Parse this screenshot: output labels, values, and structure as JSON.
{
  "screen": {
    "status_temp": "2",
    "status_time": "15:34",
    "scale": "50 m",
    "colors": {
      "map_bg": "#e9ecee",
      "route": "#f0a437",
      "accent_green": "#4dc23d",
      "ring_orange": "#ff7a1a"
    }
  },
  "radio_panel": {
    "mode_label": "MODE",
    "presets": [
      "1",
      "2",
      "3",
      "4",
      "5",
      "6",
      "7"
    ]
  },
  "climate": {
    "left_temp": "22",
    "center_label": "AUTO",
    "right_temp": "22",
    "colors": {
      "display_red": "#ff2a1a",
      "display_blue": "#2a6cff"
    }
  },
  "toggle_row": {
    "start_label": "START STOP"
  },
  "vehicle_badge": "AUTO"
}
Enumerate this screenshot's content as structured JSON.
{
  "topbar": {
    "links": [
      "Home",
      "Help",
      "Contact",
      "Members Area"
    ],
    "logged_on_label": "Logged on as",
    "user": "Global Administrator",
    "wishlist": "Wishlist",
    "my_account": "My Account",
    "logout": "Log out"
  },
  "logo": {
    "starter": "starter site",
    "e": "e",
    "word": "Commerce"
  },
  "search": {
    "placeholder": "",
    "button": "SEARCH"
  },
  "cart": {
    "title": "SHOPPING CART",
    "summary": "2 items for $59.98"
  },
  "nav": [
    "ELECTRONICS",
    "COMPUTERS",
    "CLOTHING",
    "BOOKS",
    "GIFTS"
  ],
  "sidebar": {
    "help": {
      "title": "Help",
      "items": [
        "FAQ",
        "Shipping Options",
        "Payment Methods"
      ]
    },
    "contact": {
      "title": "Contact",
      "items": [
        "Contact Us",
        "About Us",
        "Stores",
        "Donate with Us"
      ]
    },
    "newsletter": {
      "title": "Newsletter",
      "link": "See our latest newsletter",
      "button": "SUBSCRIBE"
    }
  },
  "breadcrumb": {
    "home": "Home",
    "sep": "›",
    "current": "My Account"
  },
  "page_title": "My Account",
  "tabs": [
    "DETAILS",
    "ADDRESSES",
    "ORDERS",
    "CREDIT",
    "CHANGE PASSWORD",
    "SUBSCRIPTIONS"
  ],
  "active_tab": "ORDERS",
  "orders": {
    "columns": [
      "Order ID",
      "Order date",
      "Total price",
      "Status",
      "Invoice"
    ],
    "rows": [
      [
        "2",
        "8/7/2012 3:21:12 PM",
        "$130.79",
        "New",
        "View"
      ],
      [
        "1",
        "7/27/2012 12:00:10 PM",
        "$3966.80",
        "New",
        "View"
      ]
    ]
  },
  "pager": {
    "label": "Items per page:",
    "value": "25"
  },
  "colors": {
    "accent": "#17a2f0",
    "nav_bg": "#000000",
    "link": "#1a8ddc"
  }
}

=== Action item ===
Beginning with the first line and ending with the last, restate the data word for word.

=== Result of the task ===
Parse this screenshot: output labels, values, and structure as JSON.
{
  "screen": {
    "status_temp": "2",
    "status_time": "15:34",
    "scale": "50 m",
    "colors": {
      "map_bg": "#e9ecee",
      "route": "#f0a437",
      "accent_green": "#4dc23d",
      "ring_orange": "#ff7a1a"
    }
  },
  "radio_panel": {
    "mode_label": "MODE",
    "presets": [
      "1",
      "2",
      "3",
      "4",
      "5",
      "6",
      "7"
    ]
  },
  "climate": {
    "left_temp": "22",
    "center_label": "AUTO",
    "right_temp": "22",
    "colors": {
      "display_red": "#ff2a1a",
      "display_blue": "#2a6cff"
    }
  },
  "toggle_row": {
    "start_label": "START STOP"
  },
  "vehicle_badge": "AUTO"
}
Enumerate this screenshot's content as structured JSON.
{
  "topbar": {
    "links": [
      "Home",
      "Help",
      "Contact",
      "Members Area"
    ],
    "logged_on_label": "Logged on as",
    "user": "Global Administrator",
    "wishlist": "Wishlist",
    "my_account": "My Account",
    "logout": "Log out"
  },
  "logo": {
    "starter": "starter site",
    "e": "e",
    "word": "Commerce"
  },
  "search": {
    "placeholder": "",
    "button": "SEARCH"
  },
  "cart": {
    "title": "SHOPPING CART",
    "summary": "2 items for $59.98"
  },
  "nav": [
    "ELECTRONICS",
    "COMPUTERS",
    "CLOTHING",
    "BOOKS",
    "GIFTS"
  ],
  "sidebar": {
    "help": {
      "title": "Help",
      "items": [
        "FAQ",
        "Shipping Options",
        "Payment Methods"
      ]
    },
    "contact": {
      "title": "Contact",
      "items": [
        "Contact Us",
        "About Us",
        "Stores",
        "Donate with Us"
      ]
    },
    "newsletter": {
      "title": "Newsletter",
      "link": "See our latest newsletter",
      "button": "SUBSCRIBE"
    }
  },
  "breadcrumb": {
    "home": "Home",
    "sep": "›",
    "current": "My Account"
  },
  "page_title": "My Account",
  "tabs": [
    "DETAILS",
    "ADDRESSES",
    "ORDERS",
    "CREDIT",
    "CHANGE PASSWORD",
    "SUBSCRIPTIONS"
  ],
  "active_tab": "ORDERS",
  "orders": {
    "columns": [
      "Order ID",
      "Order date",
      "Total price",
      "Status",
      "Invoice"
    ],
    "rows": [
      [
        "2",
        "8/7/2012 3:21:12 PM",
        "$130.79",
        "New",
        "View"
      ],
      [
        "1",
        "7/27/2012 12:00:10 PM",
        "$3966.80",
        "New",
        "View"
      ]
    ]
  },
  "pager": {
    "label": "Items per page:",
    "value": "25"
  },
  "colors": {
    "accent": "#17a2f0",
    "nav_bg": "#000000",
    "link": "#1a8ddc"
  }
}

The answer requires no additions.